Whether you choose stakes or a trellis, encourage your cucumbers to climb; this promotes air circulation and can reduce the occurrence of pests and diseases. My vining cucumbers love a good climb, and I’ve noticed that they’re healthier for it. Also, don’t forget the satisfaction of plucking a homegrown cucumber off a vine that’s climbed as high as your eyes can see! It’s as rewarding for me as it is for the plant.

Protecting Cucumbers from Pests and Diseases

Keeping your cucumber plants healthy and productive involves proactive pest management and disease prevention. I’ve found that consistent monitoring, clean growing conditions, and regular maintenance are key to success.

Common Pests

Cucumbers can attract a few pesky critters, like the cucumber beetle and squash bugs. These little guys can wreak havoc if they’re not kept in check. I make a habit of inspecting my plants for these pests daily.

To help you out, here’s a quick table of common pests and how I deal with them:

Pest Identification Control Measures
Cucumber Beetle Yellow with black spots or stripes Hand picking, neem oil, insecticidal soap
Squash Bugs Brown, shield-shaped Hand picking, encourage predatory insects
Aphids Small, various colors Neem oil, strong water spray, ladybugs

Disease Prevention

Disease can be just as tricky as pests. I pay special attention to powdery mildew and cucumber mosaic virus, common diseases that often affect cucumber plants. Here’s how I keep things under control:

  • Keep it Clean: I can’t stress enough the importance of keeping your plants free from debris and weeds.

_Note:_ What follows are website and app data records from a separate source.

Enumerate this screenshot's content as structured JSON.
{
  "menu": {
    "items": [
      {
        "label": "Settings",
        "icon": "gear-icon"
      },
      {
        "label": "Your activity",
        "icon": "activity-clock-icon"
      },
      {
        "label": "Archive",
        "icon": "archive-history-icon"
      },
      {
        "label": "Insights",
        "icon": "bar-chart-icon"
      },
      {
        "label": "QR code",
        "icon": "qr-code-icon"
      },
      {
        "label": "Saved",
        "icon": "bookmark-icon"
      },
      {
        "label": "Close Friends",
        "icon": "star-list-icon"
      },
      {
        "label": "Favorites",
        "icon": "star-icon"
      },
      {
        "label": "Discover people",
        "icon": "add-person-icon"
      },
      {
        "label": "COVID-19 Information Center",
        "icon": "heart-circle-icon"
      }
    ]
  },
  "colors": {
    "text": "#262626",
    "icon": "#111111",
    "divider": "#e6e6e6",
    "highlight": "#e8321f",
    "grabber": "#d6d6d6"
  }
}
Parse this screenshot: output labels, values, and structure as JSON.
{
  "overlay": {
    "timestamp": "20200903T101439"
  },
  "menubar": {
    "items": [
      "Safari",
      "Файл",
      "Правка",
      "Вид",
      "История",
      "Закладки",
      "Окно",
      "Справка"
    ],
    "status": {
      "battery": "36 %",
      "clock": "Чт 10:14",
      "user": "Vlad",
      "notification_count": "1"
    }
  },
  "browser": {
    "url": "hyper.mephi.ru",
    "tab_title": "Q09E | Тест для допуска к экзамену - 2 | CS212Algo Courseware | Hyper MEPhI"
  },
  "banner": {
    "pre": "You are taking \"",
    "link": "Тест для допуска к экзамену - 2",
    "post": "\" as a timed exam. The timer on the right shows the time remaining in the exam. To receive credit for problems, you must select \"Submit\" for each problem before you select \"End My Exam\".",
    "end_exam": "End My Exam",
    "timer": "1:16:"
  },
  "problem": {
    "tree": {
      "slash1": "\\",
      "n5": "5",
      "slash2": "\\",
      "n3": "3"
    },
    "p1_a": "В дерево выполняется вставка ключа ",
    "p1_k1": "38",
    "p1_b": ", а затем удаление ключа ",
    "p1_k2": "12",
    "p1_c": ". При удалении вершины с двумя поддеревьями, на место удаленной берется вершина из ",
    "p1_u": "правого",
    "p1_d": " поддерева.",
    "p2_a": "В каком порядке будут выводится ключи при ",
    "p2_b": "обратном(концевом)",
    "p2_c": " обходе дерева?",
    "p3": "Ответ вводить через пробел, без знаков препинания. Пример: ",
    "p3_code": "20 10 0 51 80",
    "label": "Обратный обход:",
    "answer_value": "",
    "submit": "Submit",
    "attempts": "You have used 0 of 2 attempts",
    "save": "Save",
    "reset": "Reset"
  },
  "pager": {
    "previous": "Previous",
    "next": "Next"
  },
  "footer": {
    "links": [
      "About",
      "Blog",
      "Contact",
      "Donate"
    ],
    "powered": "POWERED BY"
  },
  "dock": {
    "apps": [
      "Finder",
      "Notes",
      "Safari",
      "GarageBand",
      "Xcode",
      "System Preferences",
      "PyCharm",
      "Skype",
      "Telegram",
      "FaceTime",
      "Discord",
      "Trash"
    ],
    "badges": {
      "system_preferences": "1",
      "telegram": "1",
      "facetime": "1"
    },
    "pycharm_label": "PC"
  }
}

A clean plant bed means fewer places for diseases to hide and thrive.

  • Mulching: This not only helps with moisture retention but also protects plants from soilborne diseases. Straw or woodchip mulch is my go-to for a healthy garden bed.

  • Prune Regularly: Snipping off sickly or infected leaves and disposing of them away from your garden helps prevent the spread of disease. Make sure to sterilize your pruning tools after use.

💥 Tip: Pay attention to watering methods. Water at the base to keep leaves dry and reduce the risk of fungal diseases.

Rate this post